To do: Give the listing below again in full, exactly as written.

Dataset entries:
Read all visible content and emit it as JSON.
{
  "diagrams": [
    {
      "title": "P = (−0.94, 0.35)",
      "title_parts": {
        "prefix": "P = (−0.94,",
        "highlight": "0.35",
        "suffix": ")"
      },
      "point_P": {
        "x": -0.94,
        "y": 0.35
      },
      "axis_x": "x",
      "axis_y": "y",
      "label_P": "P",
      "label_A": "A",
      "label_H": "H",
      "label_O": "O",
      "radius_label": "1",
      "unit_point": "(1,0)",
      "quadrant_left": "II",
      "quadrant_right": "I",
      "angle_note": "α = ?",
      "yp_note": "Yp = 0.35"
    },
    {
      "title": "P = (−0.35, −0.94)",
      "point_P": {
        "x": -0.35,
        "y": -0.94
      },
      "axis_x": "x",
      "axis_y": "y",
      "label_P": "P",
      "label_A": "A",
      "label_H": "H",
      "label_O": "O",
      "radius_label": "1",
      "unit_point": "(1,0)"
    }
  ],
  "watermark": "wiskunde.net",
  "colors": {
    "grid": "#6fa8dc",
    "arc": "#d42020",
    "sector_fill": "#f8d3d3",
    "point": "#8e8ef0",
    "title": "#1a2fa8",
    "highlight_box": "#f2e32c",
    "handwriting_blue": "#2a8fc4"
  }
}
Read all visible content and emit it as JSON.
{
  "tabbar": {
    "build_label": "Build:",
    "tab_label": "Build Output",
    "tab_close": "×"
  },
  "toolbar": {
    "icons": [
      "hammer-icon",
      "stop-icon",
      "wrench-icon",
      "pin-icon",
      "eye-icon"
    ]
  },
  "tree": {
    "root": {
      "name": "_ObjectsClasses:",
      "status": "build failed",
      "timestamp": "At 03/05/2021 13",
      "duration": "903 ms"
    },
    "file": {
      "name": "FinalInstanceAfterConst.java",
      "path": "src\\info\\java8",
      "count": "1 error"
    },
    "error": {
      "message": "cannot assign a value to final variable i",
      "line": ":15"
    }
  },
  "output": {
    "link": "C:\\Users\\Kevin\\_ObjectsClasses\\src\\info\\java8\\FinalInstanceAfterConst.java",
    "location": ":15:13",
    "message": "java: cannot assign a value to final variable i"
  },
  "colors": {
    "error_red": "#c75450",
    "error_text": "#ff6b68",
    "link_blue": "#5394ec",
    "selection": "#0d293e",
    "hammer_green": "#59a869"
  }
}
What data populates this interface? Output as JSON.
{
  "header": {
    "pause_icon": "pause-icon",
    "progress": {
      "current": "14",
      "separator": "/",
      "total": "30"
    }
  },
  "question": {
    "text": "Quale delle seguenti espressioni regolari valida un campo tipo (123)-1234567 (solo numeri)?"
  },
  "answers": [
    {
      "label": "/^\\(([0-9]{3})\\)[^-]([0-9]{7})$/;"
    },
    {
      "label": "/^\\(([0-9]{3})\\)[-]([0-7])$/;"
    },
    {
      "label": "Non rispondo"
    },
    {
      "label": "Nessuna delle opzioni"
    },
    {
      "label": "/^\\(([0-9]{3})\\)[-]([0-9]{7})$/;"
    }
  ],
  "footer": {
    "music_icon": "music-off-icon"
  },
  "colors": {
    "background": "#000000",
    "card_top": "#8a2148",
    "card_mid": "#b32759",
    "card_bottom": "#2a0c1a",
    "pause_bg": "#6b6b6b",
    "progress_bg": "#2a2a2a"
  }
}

Result below:
Read all visible content and emit it as JSON.
{
  "diagrams": [
    {
      "title": "P = (−0.94, 0.35)",
      "title_parts": {
        "prefix": "P = (−0.94,",
        "highlight": "0.35",
        "suffix": ")"
      },
      "point_P": {
        "x": -0.94,
        "y": 0.35
      },
      "axis_x": "x",
      "axis_y": "y",
      "label_P": "P",
      "label_A": "A",
      "label_H": "H",
      "label_O": "O",
      "radius_label": "1",
      "unit_point": "(1,0)",
      "quadrant_left": "II",
      "quadrant_right": "I",
      "angle_note": "α = ?",
      "yp_note": "Yp = 0.35"
    },
    {
      "title": "P = (−0.35, −0.94)",
      "point_P": {
        "x": -0.35,
        "y": -0.94
      },
      "axis_x": "x",
      "axis_y": "y",
      "label_P": "P",
      "label_A": "A",
      "label_H": "H",
      "label_O": "O",
      "radius_label": "1",
      "unit_point": "(1,0)"
    }
  ],
  "watermark": "wiskunde.net",
  "colors": {
    "grid": "#6fa8dc",
    "arc": "#d42020",
    "sector_fill": "#f8d3d3",
    "point": "#8e8ef0",
    "title": "#1a2fa8",
    "highlight_box": "#f2e32c",
    "handwriting_blue": "#2a8fc4"
  }
}
Read all visible content and emit it as JSON.
{
  "tabbar": {
    "build_label": "Build:",
    "tab_label": "Build Output",
    "tab_close": "×"
  },
  "toolbar": {
    "icons": [
      "hammer-icon",
      "stop-icon",
      "wrench-icon",
      "pin-icon",
      "eye-icon"
    ]
  },
  "tree": {
    "root": {
      "name": "_ObjectsClasses:",
      "status": "build failed",
      "timestamp": "At 03/05/2021 13",
      "duration": "903 ms"
    },
    "file": {
      "name": "FinalInstanceAfterConst.java",
      "path": "src\\info\\java8",
      "count": "1 error"
    },
    "error": {
      "message": "cannot assign a value to final variable i",
      "line": ":15"
    }
  },
  "output": {
    "link": "C:\\Users\\Kevin\\_ObjectsClasses\\src\\info\\java8\\FinalInstanceAfterConst.java",
    "location": ":15:13",
    "message": "java: cannot assign a value to final variable i"
  },
  "colors": {
    "error_red": "#c75450",
    "error_text": "#ff6b68",
    "link_blue": "#5394ec",
    "selection": "#0d293e",
    "hammer_green": "#59a869"
  }
}
What data populates this interface? Output as JSON.
{
  "header": {
    "pause_icon": "pause-icon",
    "progress": {
      "current": "14",
      "separator": "/",
      "total": "30"
    }
  },
  "question": {
    "text": "Quale delle seguenti espressioni regolari valida un campo tipo (123)-1234567 (solo numeri)?"
  },
  "answers": [
    {
      "label": "/^\\(([0-9]{3})\\)[^-]([0-9]{7})$/;"
    },
    {
      "label": "/^\\(([0-9]{3})\\)[-]([0-7])$/;"
    },
    {
      "label": "Non rispondo"
    },
    {
      "label": "Nessuna delle opzioni"
    },
    {
      "label": "/^\\(([0-9]{3})\\)[-]([0-9]{7})$/;"
    }
  ],
  "footer": {
    "music_icon": "music-off-icon"
  },
  "colors": {
    "background": "#000000",
    "card_top": "#8a2148",
    "card_mid": "#b32759",
    "card_bottom": "#2a0c1a",
    "pause_bg": "#6b6b6b",
    "progress_bg": "#2a2a2a"
  }
}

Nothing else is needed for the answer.